Exercise requirements: Across the entries that follow, count the lines with the string "Exercises" and reply with that count alone.

(Data about app and page elements)
--------------------
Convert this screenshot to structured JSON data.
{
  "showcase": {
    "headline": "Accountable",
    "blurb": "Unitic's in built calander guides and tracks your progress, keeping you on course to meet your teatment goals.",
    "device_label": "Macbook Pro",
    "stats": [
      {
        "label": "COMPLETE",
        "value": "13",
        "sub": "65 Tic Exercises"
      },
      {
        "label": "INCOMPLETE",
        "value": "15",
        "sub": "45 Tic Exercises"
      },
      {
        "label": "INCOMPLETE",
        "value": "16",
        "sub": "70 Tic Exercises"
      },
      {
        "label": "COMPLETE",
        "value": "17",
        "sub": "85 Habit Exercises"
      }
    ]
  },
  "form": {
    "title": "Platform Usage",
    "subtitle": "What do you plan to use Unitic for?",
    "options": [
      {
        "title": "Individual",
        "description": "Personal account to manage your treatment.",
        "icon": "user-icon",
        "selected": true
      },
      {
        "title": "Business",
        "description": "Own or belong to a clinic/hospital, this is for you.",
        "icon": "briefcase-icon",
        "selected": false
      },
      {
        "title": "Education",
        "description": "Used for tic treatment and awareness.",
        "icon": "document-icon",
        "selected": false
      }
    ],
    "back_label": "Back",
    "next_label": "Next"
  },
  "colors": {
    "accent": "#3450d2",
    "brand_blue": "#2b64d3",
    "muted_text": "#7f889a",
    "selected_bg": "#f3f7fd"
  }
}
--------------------
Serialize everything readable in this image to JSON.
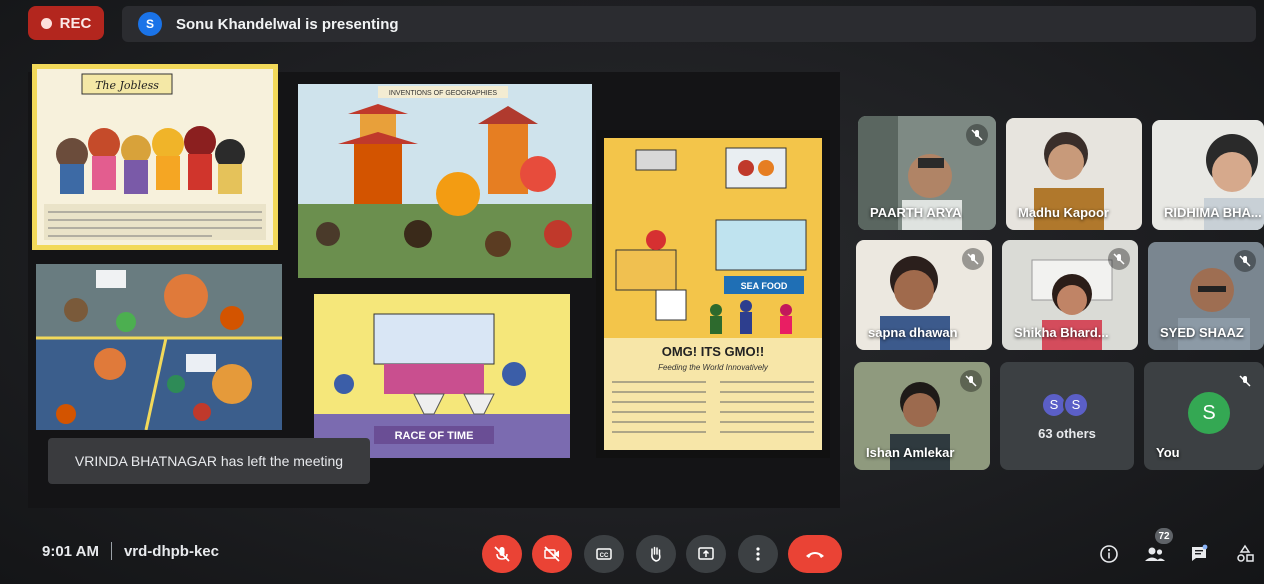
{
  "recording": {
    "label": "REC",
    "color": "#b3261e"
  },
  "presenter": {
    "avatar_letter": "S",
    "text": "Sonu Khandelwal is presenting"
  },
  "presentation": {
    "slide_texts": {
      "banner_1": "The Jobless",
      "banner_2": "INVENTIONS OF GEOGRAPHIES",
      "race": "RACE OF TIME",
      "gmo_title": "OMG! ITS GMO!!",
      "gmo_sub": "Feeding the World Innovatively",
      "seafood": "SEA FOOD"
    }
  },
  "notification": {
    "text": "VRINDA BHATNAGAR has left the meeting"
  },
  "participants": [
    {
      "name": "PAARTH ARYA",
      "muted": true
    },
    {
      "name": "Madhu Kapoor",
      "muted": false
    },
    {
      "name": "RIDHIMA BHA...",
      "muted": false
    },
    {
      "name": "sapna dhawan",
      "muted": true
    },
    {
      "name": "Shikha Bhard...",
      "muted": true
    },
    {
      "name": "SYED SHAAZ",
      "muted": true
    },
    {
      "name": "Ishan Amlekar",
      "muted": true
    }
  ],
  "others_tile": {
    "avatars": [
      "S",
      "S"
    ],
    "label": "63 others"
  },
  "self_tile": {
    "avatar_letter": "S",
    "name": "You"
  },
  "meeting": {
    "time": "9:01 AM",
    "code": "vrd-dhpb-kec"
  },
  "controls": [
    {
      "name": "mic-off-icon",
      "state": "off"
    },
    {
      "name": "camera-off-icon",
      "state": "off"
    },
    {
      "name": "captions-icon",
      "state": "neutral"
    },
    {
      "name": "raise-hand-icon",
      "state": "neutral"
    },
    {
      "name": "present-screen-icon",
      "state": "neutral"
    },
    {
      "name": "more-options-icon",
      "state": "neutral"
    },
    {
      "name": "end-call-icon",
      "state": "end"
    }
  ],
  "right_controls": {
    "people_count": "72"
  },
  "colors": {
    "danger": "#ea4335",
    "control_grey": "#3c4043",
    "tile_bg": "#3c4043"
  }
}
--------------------
Task output: 4